- Kalro said they acquired the land from the government in 1949 for agricultural research purposes.
- Residents say they are the original inhabitants of the land measuring about 351 acres since the colonial government days.
Over 200 families living in Mwatate, Kwale county, have vowed to stay put in a disputed land said to belong to the Kenya Agricultural and Livestock Research Organisation.
While appearing before the National Land Commission Alternative Dispute Resolution Technical team, the residents said they are the original inhabitants of the land measuring about 351 acres since the colonial government days.
About 14 heads of families representing the community have been enlisted in the matter.
The session had to be conducted in Swahili because most of the enlisted parties were aged and said they did not go to school and so could not understand English.
Kalro said they acquired the land from the government in 1949 for agricultural research purposes.
Appearing for Kalro, the institution’s deputy legal officer Brenda Wahiga submitted to the commission that at the time they received the parcel registered as CR. No. 34236, no title was issued to them.
The institution claimed that it was issued with an allotment letter in December 16, 1996 after paying the required rates and later received a title of lease for a period of 99 years running from December 1997.
The institution at that time fenced 74.13 acres that they put in use immediately before its operations were temporarily halted and transferred to Mtwapa in Kilifi county.
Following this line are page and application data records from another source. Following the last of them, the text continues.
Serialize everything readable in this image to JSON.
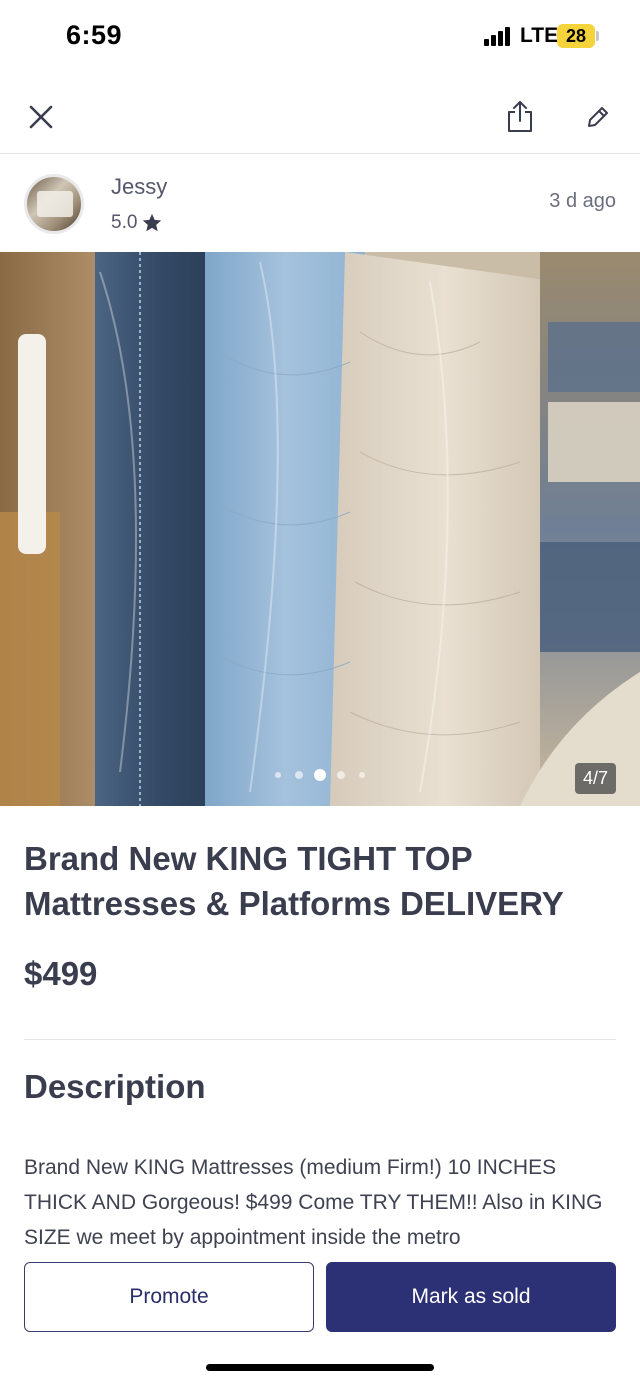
{
  "status_bar": {
    "time": "6:59",
    "network": "LTE",
    "battery": "28",
    "battery_color": "#f5d33a"
  },
  "nav": {
    "close_icon": "close-icon",
    "share_icon": "share-icon",
    "edit_icon": "pencil-icon"
  },
  "seller": {
    "name": "Jessy",
    "rating": "5.0",
    "posted": "3 d  ago"
  },
  "photo": {
    "counter": "4/7",
    "current_index": 4,
    "total": 7
  },
  "listing": {
    "title": "Brand New KING TIGHT TOP Mattresses & Platforms DELIVERY",
    "price": "$499"
  },
  "description": {
    "heading": "Description",
    "body": "Brand New KING Mattresses (medium Firm!) 10 INCHES THICK AND Gorgeous! $499 Come TRY THEM!! Also in KING SIZE we meet by appointment inside the metro"
  },
  "actions": {
    "promote_label": "Promote",
    "mark_sold_label": "Mark as sold"
  },
  "colors": {
    "primary": "#2c3176",
    "text": "#3a3d4e"
  }
}
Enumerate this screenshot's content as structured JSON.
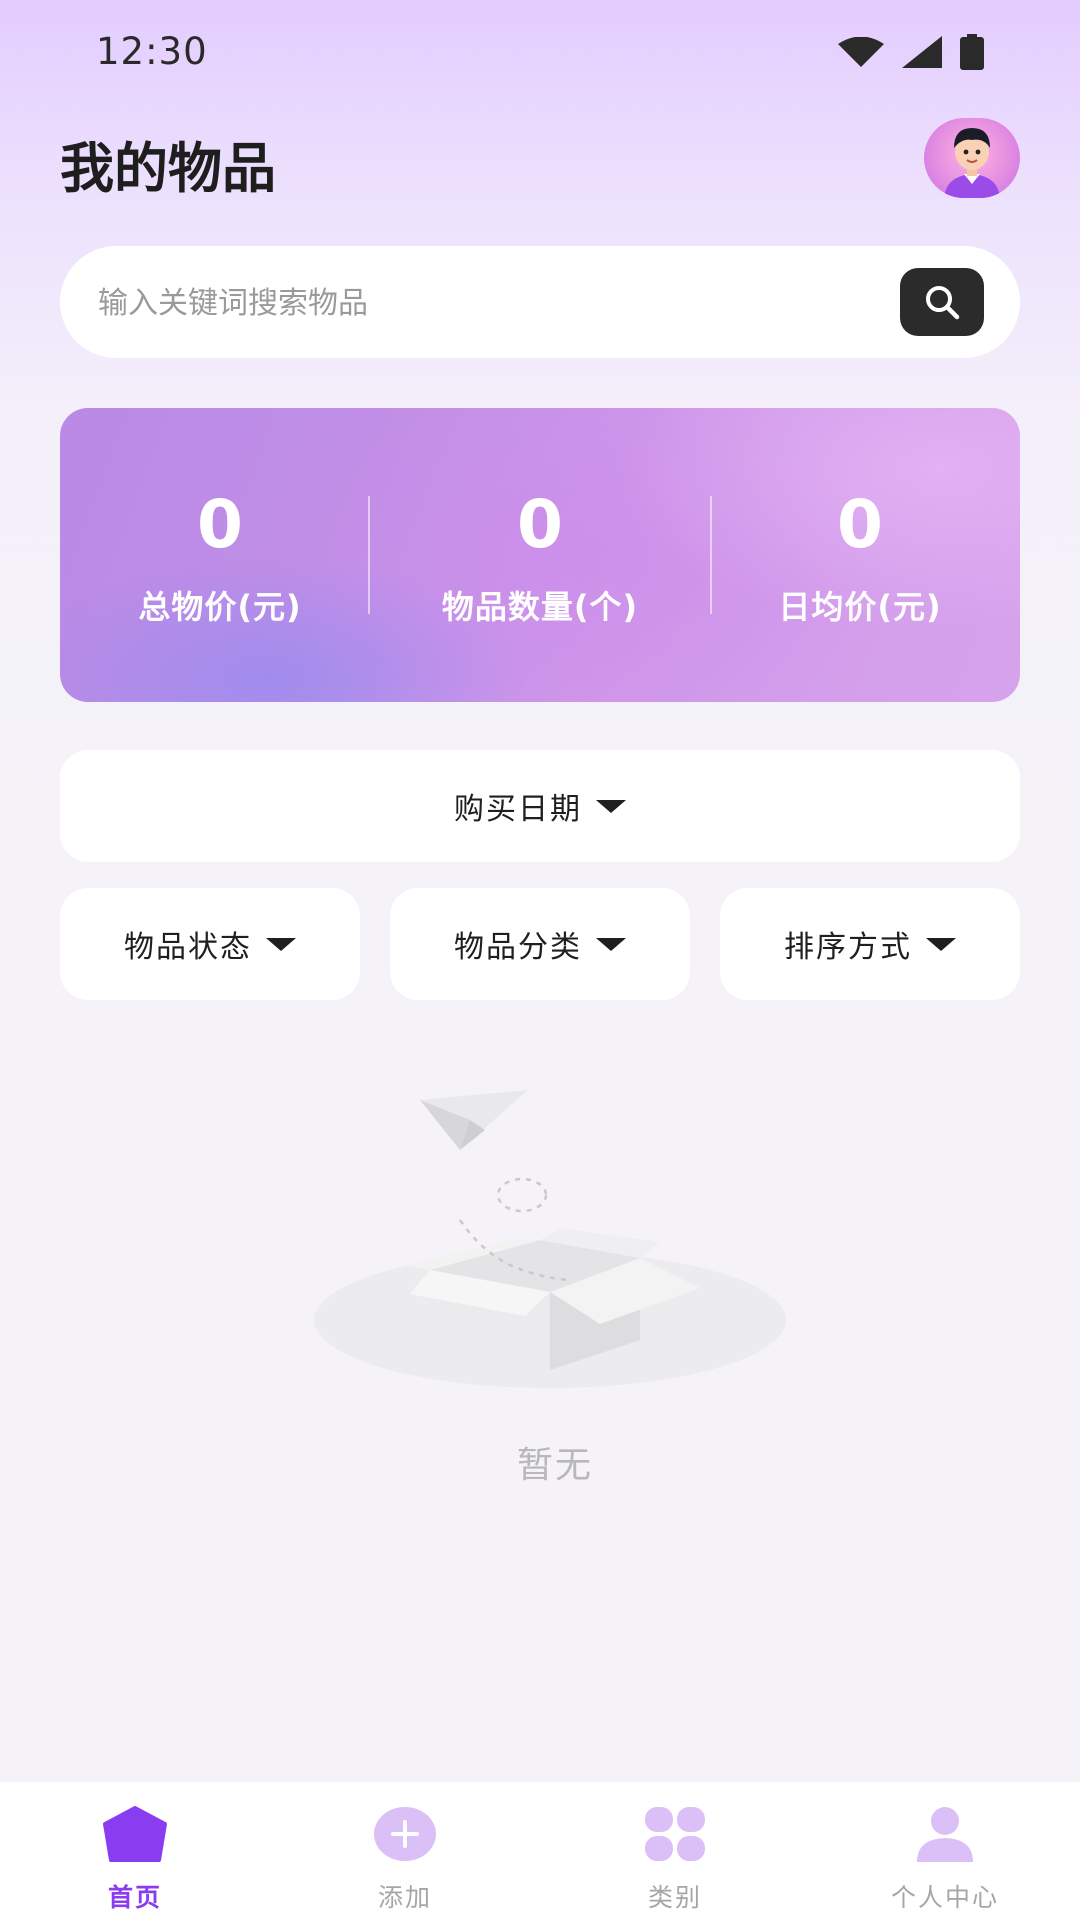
{
  "status_bar": {
    "time": "12:30"
  },
  "header": {
    "title": "我的物品"
  },
  "search": {
    "placeholder": "输入关键词搜索物品"
  },
  "stats": [
    {
      "value": "0",
      "label": "总物价(元)"
    },
    {
      "value": "0",
      "label": "物品数量(个)"
    },
    {
      "value": "0",
      "label": "日均价(元)"
    }
  ],
  "filters": {
    "purchase_date": "购买日期",
    "status": "物品状态",
    "category": "物品分类",
    "sort": "排序方式"
  },
  "empty_state": {
    "text": "暂无"
  },
  "bottom_nav": [
    {
      "label": "首页",
      "icon": "home-icon",
      "active": true
    },
    {
      "label": "添加",
      "icon": "add-icon",
      "active": false
    },
    {
      "label": "类别",
      "icon": "category-icon",
      "active": false
    },
    {
      "label": "个人中心",
      "icon": "profile-icon",
      "active": false
    }
  ],
  "colors": {
    "accent": "#8a3cf0",
    "stats_card": "#c495e8",
    "search_button": "#2b2b2b"
  }
}
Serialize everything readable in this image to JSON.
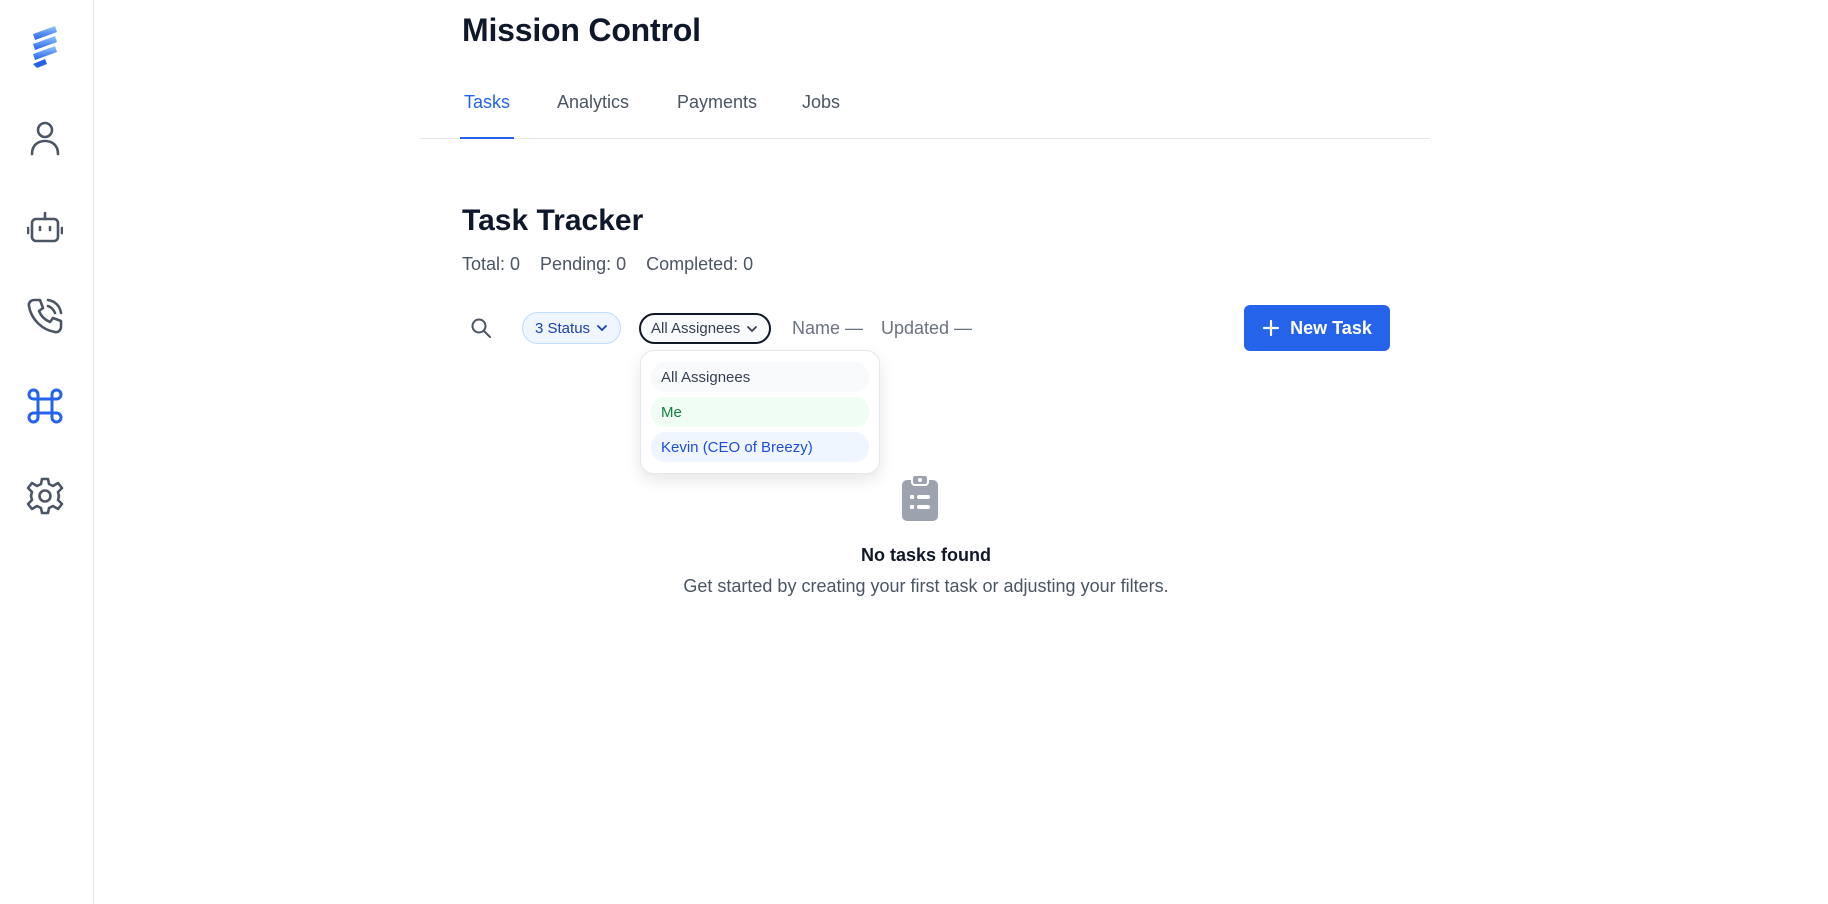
{
  "app": {
    "title": "Mission Control"
  },
  "sidebar": {
    "items": [
      {
        "icon": "logo-icon"
      },
      {
        "icon": "user-icon"
      },
      {
        "icon": "bot-icon"
      },
      {
        "icon": "phone-icon"
      },
      {
        "icon": "command-icon",
        "active": true
      },
      {
        "icon": "gear-icon"
      }
    ],
    "active_color": "#2563eb"
  },
  "tabs": [
    {
      "label": "Tasks",
      "active": true
    },
    {
      "label": "Analytics"
    },
    {
      "label": "Payments"
    },
    {
      "label": "Jobs"
    }
  ],
  "tracker": {
    "title": "Task Tracker",
    "stats": {
      "total": "Total: 0",
      "pending": "Pending: 0",
      "completed": "Completed: 0"
    }
  },
  "toolbar": {
    "search_icon": "search-icon",
    "status_filter": "3 Status",
    "assignee_filter": "All Assignees",
    "sort_name": "Name —",
    "sort_updated": "Updated —",
    "new_task": "New Task"
  },
  "assignee_dropdown": {
    "options": [
      {
        "label": "All Assignees"
      },
      {
        "label": "Me"
      },
      {
        "label": "Kevin (CEO of Breezy)"
      }
    ]
  },
  "empty_state": {
    "icon": "clipboard-icon",
    "title": "No tasks found",
    "subtitle": "Get started by creating your first task or adjusting your filters."
  },
  "colors": {
    "accent": "#2563eb",
    "text": "#0f172a",
    "muted": "#4b5563"
  }
}
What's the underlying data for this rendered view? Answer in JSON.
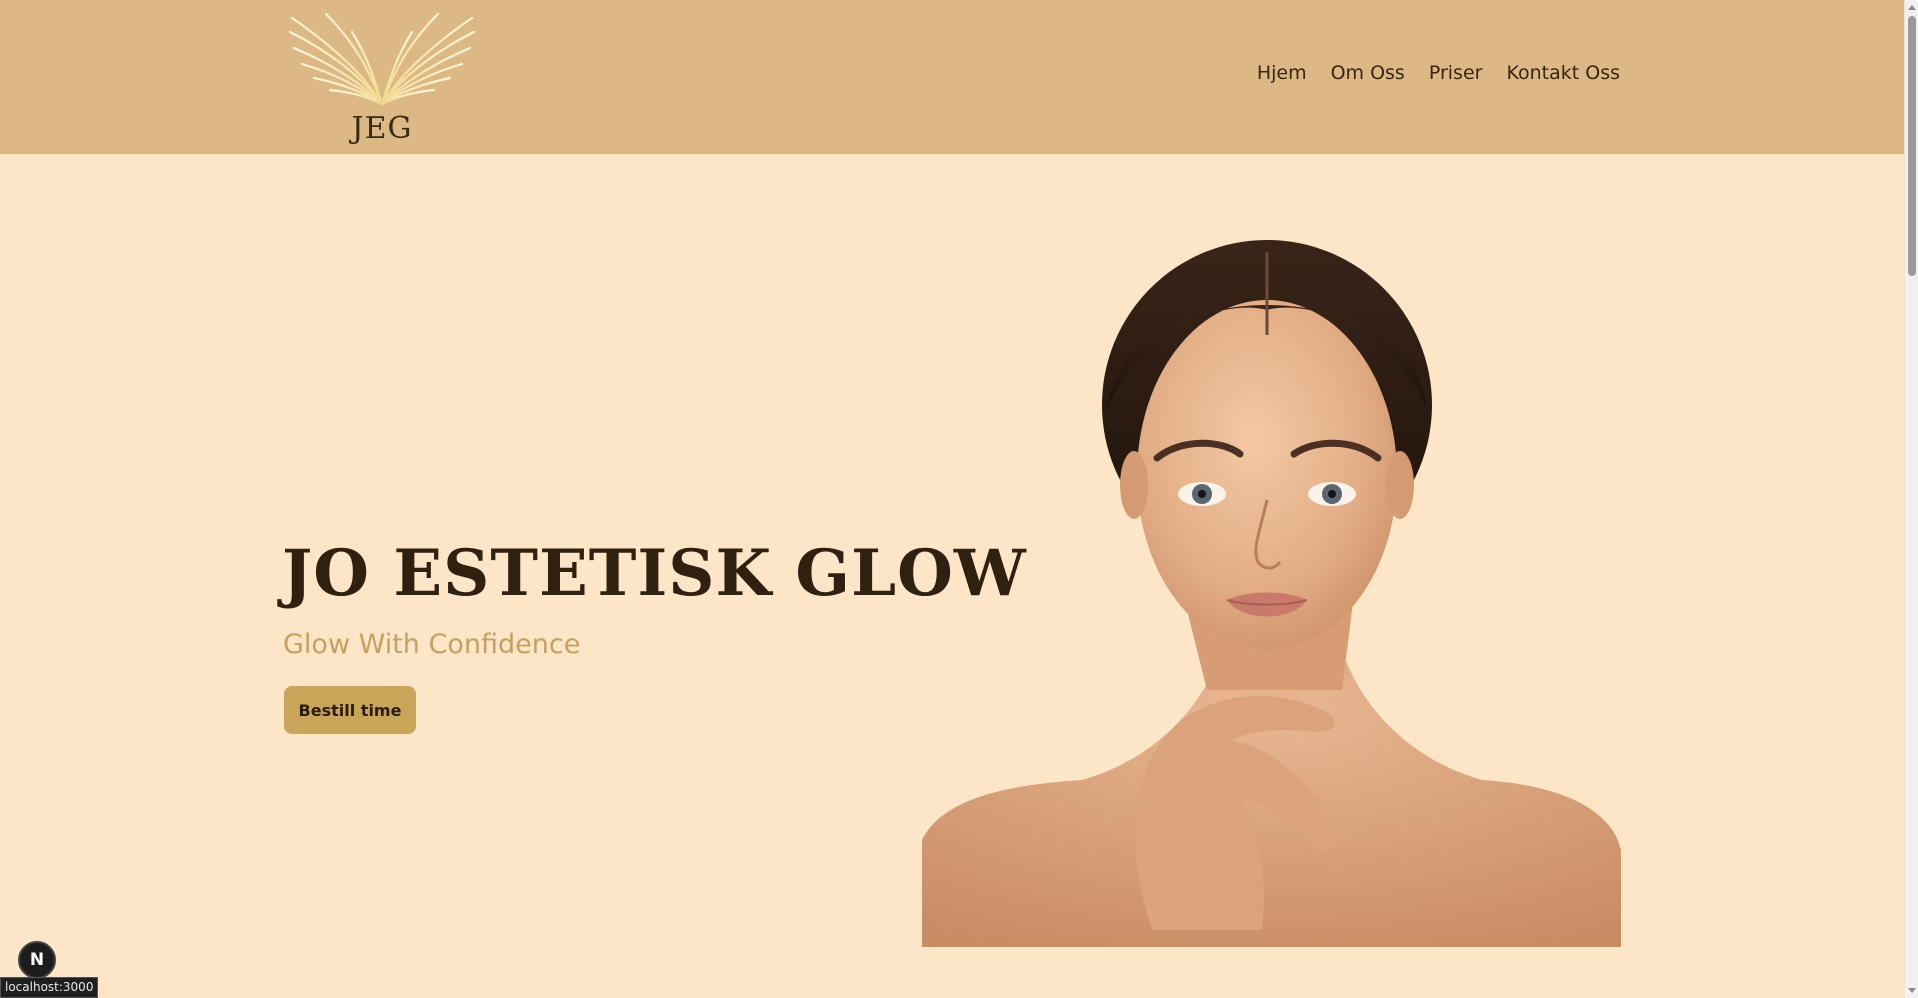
{
  "header": {
    "logo_text": "JEG",
    "nav": [
      {
        "label": "Hjem"
      },
      {
        "label": "Om Oss"
      },
      {
        "label": "Priser"
      },
      {
        "label": "Kontakt Oss"
      }
    ]
  },
  "hero": {
    "title": "JO ESTETISK GLOW",
    "subtitle": "Glow With Confidence",
    "cta_label": "Bestill time"
  },
  "dev_badge": {
    "label": "N"
  },
  "status_bar": {
    "url": "localhost:3000"
  },
  "colors": {
    "header_bg": "#dcb884",
    "page_bg": "#fde6c8",
    "title": "#2f2010",
    "subtitle": "#c6a061",
    "button": "#c9a55a"
  },
  "icons": [
    "wings-logo-icon",
    "scroll-up-arrow-icon",
    "scroll-down-arrow-icon"
  ]
}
The remaining 271.816 is said to be occupied by the community.
“Trouble began in 1983 over land, at that time, the institution wrote to the district commissioner to come and address the issue of the squatters that had invaded our land,” she said.
Wahiga submitted that they have had a number of engagements with the community and that they had even agreed to vacate the area.
A ministerial circular issued in 2005, directed that all government land acquired illegally should be repossessed and given back to the original government institutions.
“We did a search to identify the families living in the area, we established that most of them inherited the land from their parents, however none of them could identify the burial sites for their loved ones as they claimed to have buried them there,” she added.
In 2016, the lands commission conducted a survey which established that the land was registered to Kalro, therefore it could not declare the area a settlement scheme.
The area has two settlement schemes, the Matuga settlement scheme where the issue is, and the Matuga Sheep and Goat squatters settlement scheme which was to address the challenges arising from the first scheme, of which it is said the residents refused to move.
The last survey conducted in November last year also revealed that the land was registered under the institution’s name.
However, the residents disputed Kalro claims over the land saying they have lived there even before the institution was established.
Omar Saidi Raphano, a 74-year-old resident of the area, told the commission that they were not going to move from the area, adding that at no point had they agreed to move out of the land.
He questioned how the land was issued to Kalro saying their parents were already living in the area when the colonial government is said to have allocated the land to the institution.
He added that they were peaceful people and have lived in peace with the institution over the years.
He wondered why the sessions were being conducted in Mombasa yet the land in question was in Kwale, calling on the commission to do a site visit and bring their surveyors.
“If they say they have a title as they claim, then why did they allow the 2016 survey to be conducted?” he asked.
His sentiments were echoed by 71-year-old Ali Vidzo Juma who said trouble began soon after independence in 1963.
He asked the commission to treat the matter as a historical land injustice saying that the institutions was laying claim over their side of the land which they have lived on for long and built their homesteads.
“We were hopeful that the 2016 survey was going to ensure we get titles for our lands, we even showed the surveyors our boundaries for each homestead, but to date, no communication has come forth,” he said.
Kwale Lands Executive Saumu Beja said the matter was a historical injustice, adding that such matters were common in the county.
“This is a case of land historical injustice, we have so many cases of this nature in the county. The people have no issue with Kalro, we hope the commission will be able to solve the issue amicably,” she said.
The commission established that the institution failed to submit signed minutes for the meetings in which the community agreed to move out. It also established that the community failed to show proof of ownership.
The team will be back next month and is expected to visit the site on February 23.
-Edited by SKanyara